But since then, I’ve been thinking…

The Golem has a very peculiar end. For most of its length, the narrative track is similar to The Cabinet of Dr. Caligari, a huge success made at the same studio in the previous year. Both movies have an eccentric personality creating a monster, hiding it while it’s in its dormant shape, then losing control of it. Naturally, the monster carries off the heroine. In Caligari, the situation is resolved with the monster collapsing from exhaustion after being chased by a lynch mob. This became a standard narrative convention for hundreds of monster movie plots that followed. In the end, society bands together and defeats the beast. In the 1931 Frankenstein, the armed townspeople hunt down the monster and burn the windmill. In King Kong, the monster is gunned down by airplanes. In Dracula, the band of heroic men track down the vampire and destroy it. In The Wolf Man, it’s armed townspeople beating the bushes for the killer wolf in the misty woods. In each case, the monster is defeated by violence.

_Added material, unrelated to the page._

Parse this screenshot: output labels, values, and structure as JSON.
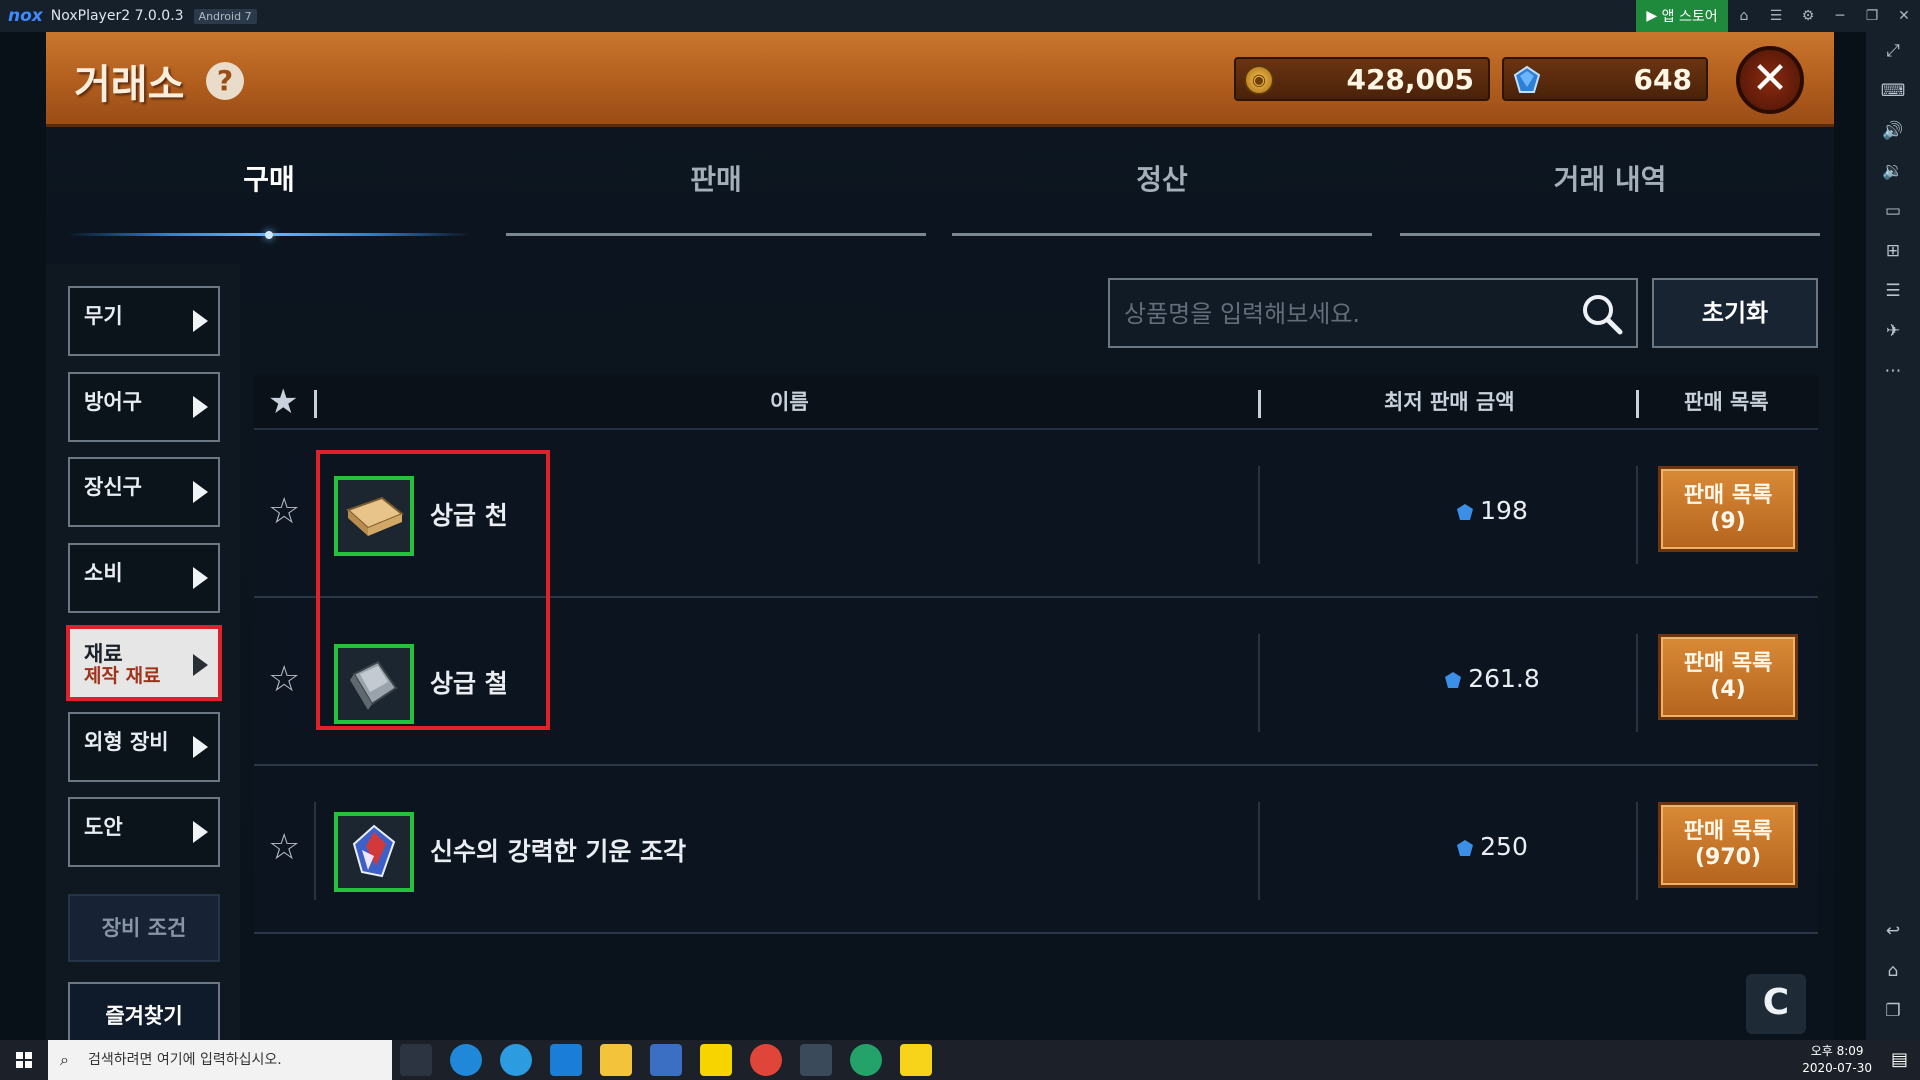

By contrast, The Golem has one of the most peaceful, diminuendo climaxes in horror movies (or any other genre, for that matter). A child defeats him, unintentionally, simply out of curiosity. A conventional ending would have pitted the Golem against society in an exciting confrontation. And, indeed, such an ending would have been more cathartic and exciting. It probably would have sold more tickets. In commercial terms, it’s a no-brainer. But instead, Wegener and his co-screenwriter Henrik Galeen opted for an ironic, poetic, lyrical end. And perhaps a subversively pacifist end, now that I think about it. Evil is defeated, but not by repaying violence with violence, eye-for-an-eye style. Evil is defeated by innocence.

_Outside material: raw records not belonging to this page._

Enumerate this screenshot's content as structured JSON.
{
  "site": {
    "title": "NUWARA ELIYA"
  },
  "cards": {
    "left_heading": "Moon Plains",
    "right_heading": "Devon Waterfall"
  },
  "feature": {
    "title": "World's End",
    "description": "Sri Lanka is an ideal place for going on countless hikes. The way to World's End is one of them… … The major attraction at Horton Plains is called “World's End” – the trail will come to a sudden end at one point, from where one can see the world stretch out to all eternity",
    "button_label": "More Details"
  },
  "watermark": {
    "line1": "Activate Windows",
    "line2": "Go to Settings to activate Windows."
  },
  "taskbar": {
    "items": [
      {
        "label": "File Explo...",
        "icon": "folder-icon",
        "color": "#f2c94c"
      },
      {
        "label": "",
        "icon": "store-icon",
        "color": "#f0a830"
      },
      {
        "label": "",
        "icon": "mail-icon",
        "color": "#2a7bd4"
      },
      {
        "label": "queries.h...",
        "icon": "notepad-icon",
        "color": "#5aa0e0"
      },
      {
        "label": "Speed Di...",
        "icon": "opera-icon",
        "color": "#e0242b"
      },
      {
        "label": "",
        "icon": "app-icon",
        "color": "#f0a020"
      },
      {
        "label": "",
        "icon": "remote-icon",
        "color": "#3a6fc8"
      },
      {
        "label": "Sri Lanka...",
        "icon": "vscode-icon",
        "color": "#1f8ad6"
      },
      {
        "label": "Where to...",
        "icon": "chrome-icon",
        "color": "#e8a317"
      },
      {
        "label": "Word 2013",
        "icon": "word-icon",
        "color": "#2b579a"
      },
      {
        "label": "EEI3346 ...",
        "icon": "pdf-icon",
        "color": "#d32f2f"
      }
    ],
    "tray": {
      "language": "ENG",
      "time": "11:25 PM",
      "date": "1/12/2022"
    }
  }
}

Was this an intentional pacifist choice on the part of the screenwriters? It’s impossible to tell, but intriguing to contemplate. It’s also interesting that no critics appear to have picked up on the underlying pacifist tone of the climactic scene. Instead most critics of the movie have chosen to concentrate on the choice of blonde Aryan children in this final scene (which takes place outside the gates of the Jewish ghetto, so it makes sense that Aryan children will be on the other side). The suggestion tends to be that the scene is mildly anti-Semitic, with Christian children destroying the Jewish monster. Personally, I think that’s more of a stretch than my interpretation. I look at the scene and see poetry and hope, with not a hint of hatred. It’s a beautiful end, nearly unique in the history of monster movies, but then… so few have been made by pacifists.

Watch The Golem (1920):
Purchase through Kino International
or at Amazon,
rent through Netflix,
or sneak a peek at YouTube.

© 2011 Lee Price

No comments:

Post a Comment